Ready to get your feet moving? Robotic Pirate Monkey and Terravita are known to make it happen.
Hailing from Boulder, electronic duo Robotic Pirate Monkey fuses samples from the past with new school sound design. Brought together by a love for skiing, The duo consists of Andrew Hathaway and Matt Berryhill, who met while attending the University of Colorado at Boulder.
“Being from different parts of the country (Vermont and California), we were drawn to CU Boulder because of the predominant ski scene in Colorado,” said Berryhill. “We ended up hanging out and eventually DJing the same parties since we all were a part of the big ski community that exists there. Eventually, our love for the mountains and music technology brought us together.”
After forming in 2010, the duo quickly found its niche in the Colorado music scene. Following the first sellout show at The Fox Theatre in Boulder, it sold out the Bluebird in Denver and played the Global Dance Festival at Red Rocks Amphitheater that July. Since conquering Colorado, The two have toured nationally and have garnered a large following due to their progressive approach to music.
“From the beginning, we aimed to create all the music we play in our set and always sought out to make our live set much more progressive and technologically advanced,” Berryhill said. “So from day one we’ve learned different techniques not widely seen in the scene that makes our set different.”
Robot Pirate Monkey’s EP “Booty Snatch” was released last spring, and so far, the reception has been positive.
“We toured off the album last January and it meshed really well into the set that we had set up to play before,” Berryhill said. “We had a blast unleashing it at SnowBall last year.”
Another band unleashing its sound all over Colorado is Terravita — an electronic trio bringing bass-heavy music that incorporates elements of hip-hop and rock into a mixture of high-energy music.
Originally from Boston and Los Angeles, Matt Simmers, Jon Spero and Chris Barlow have been making music together since 2004. Their latest release, “Pirate Bass,” dropped in November.
“All three tracks on the release combine for over half a million plays on our SoundCloud,” said Barlow. “People seem to like it.”
Although Terravita has performed at festivals all over the country and at Beta Nightclub in Denver, they have never played in the Vail Valley.
“We’re excited to play for some of our Colorado fans somewhere other than Denver,” Barlow said.
Both Robot Pirate Monkey and Terravita said they are looking forward to performing at Agave in Avon.
When asked about Colorado’s electronic music scene, Berryhill explains that it’s very different from electronic music in other parts of the country.

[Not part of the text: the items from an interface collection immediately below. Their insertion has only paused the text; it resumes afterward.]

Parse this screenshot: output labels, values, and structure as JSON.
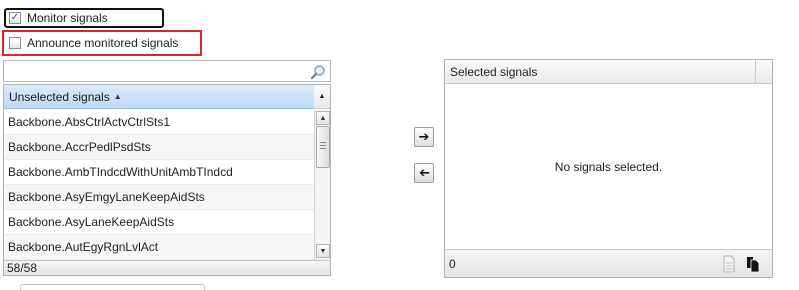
{
  "options": {
    "monitor_signals": {
      "label": "Monitor signals",
      "checked": true
    },
    "announce_monitored": {
      "label": "Announce monitored signals",
      "checked": false
    }
  },
  "filter": {
    "value": "",
    "icon": "search-icon"
  },
  "unselected": {
    "header": "Unselected signals",
    "sort": "ascending",
    "items": [
      "Backbone.AbsCtrlActvCtrlSts1",
      "Backbone.AccrPedlPsdSts",
      "Backbone.AmbTIndcdWithUnitAmbTIndcd",
      "Backbone.AsyEmgyLaneKeepAidSts",
      "Backbone.AsyLaneKeepAidSts",
      "Backbone.AutEgyRgnLvlAct"
    ],
    "count": "58/58"
  },
  "move": {
    "add_icon": "arrow-right-icon",
    "remove_icon": "arrow-left-icon"
  },
  "selected": {
    "header": "Selected signals",
    "empty_message": "No signals selected.",
    "count": "0",
    "footer_icons": [
      "document-icon",
      "copy-icon"
    ]
  },
  "colors": {
    "accent_header": "#bcd8f5",
    "highlight_border": "#e0222b",
    "check": "#1d58b0"
  }
}
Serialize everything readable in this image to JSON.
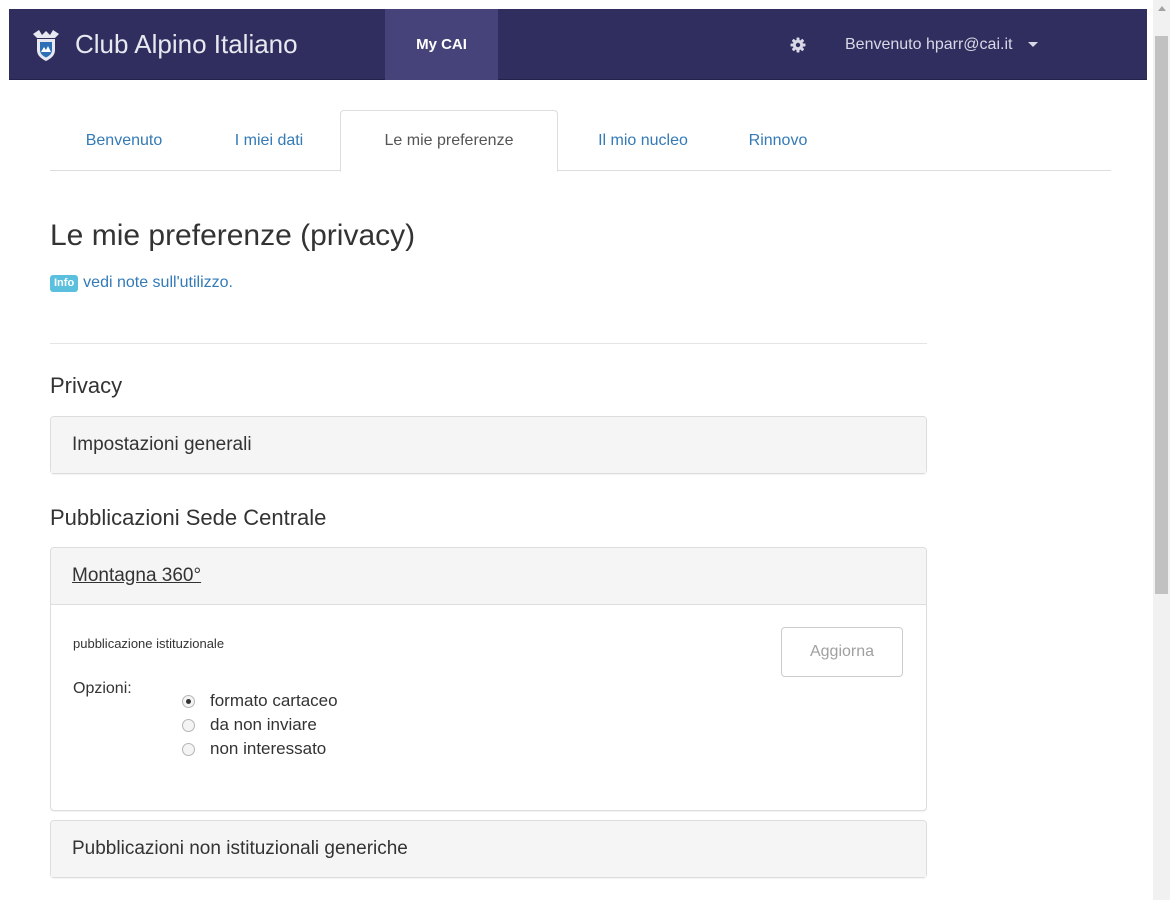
{
  "navbar": {
    "brand": "Club Alpino Italiano",
    "mycai_label": "My CAI",
    "user_label": "Benvenuto hparr@cai.it",
    "bg_color": "#302e5e",
    "active_color": "#45437a"
  },
  "tabs": [
    {
      "label": "Benvenuto",
      "active": false
    },
    {
      "label": "I miei dati",
      "active": false
    },
    {
      "label": "Le mie preferenze",
      "active": true
    },
    {
      "label": "Il mio nucleo",
      "active": false
    },
    {
      "label": "Rinnovo",
      "active": false
    }
  ],
  "page": {
    "title": "Le mie preferenze (privacy)",
    "info_badge": "Info",
    "info_link": "vedi note sull'utilizzo."
  },
  "privacy": {
    "section_title": "Privacy",
    "general_panel": "Impostazioni generali"
  },
  "publications": {
    "section_title": "Pubblicazioni Sede Centrale",
    "montagna": {
      "title": "Montagna 360°",
      "description": "pubblicazione istituzionale",
      "update_button": "Aggiorna",
      "options_label": "Opzioni:",
      "options": [
        {
          "label": "formato cartaceo",
          "checked": true
        },
        {
          "label": "da non inviare",
          "checked": false
        },
        {
          "label": "non interessato",
          "checked": false
        }
      ]
    },
    "generic_panel": "Pubblicazioni non istituzionali generiche"
  }
}
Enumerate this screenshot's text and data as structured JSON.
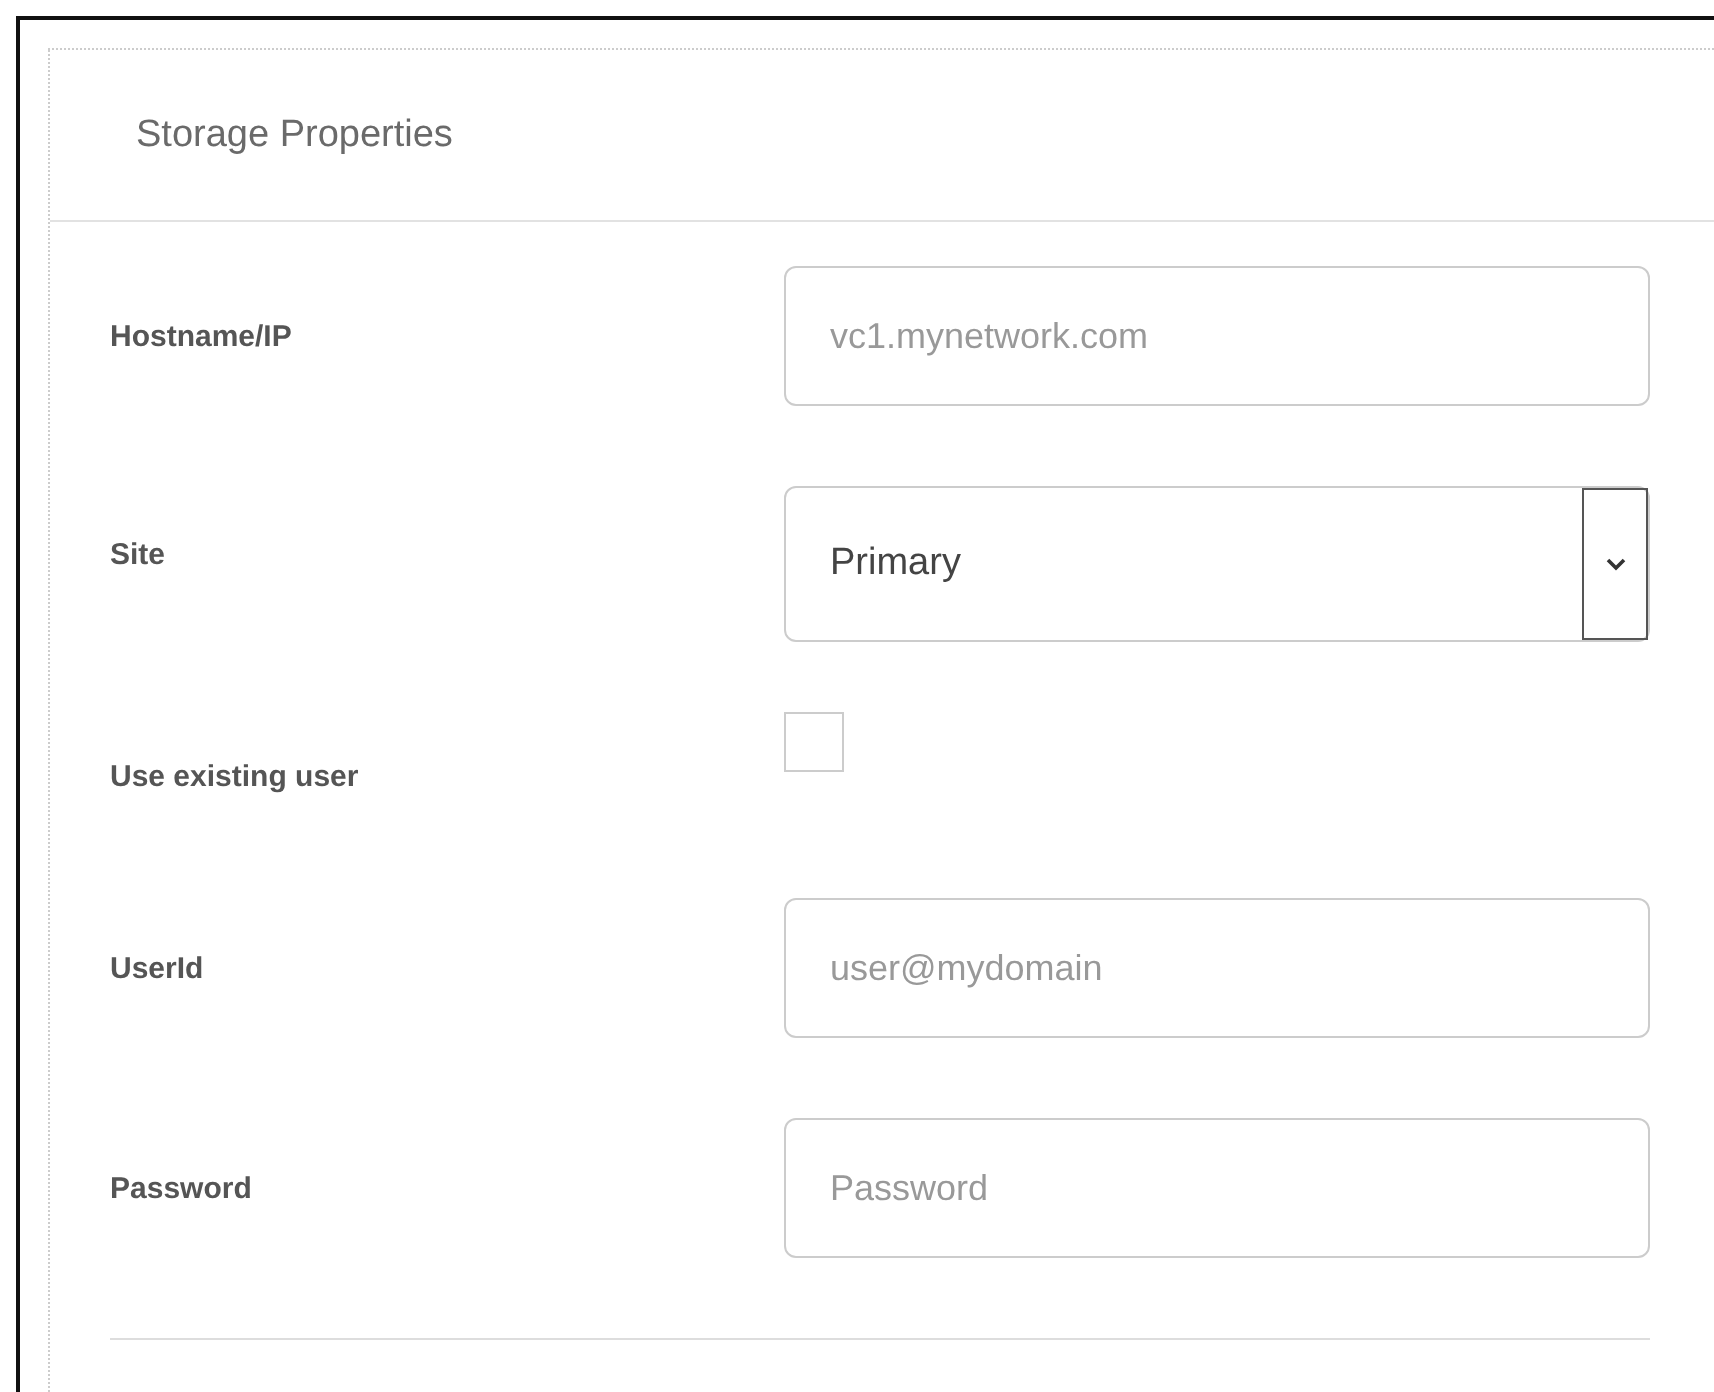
{
  "panel": {
    "title": "Storage Properties"
  },
  "fields": [
    {
      "kind": "text",
      "label": "Hostname/IP",
      "placeholder": "vc1.mynetwork.com"
    },
    {
      "kind": "select",
      "label": "Site",
      "value": "Primary"
    },
    {
      "kind": "checkbox",
      "label": "Use existing user",
      "checked": false
    },
    {
      "kind": "text",
      "label": "UserId",
      "placeholder": "user@mydomain"
    },
    {
      "kind": "password",
      "label": "Password",
      "placeholder": "Password"
    }
  ]
}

“I think anyone who lives around here would agree that electronic music has a very big presence here,” he said. “However, what I like best about the electronic scene here is that is much different than say Los Angeles, New York or Miami because it’s home grown. It has a distinct place in the EDM (Electronic Dance Music) scene as a whole and that’s fascinating.”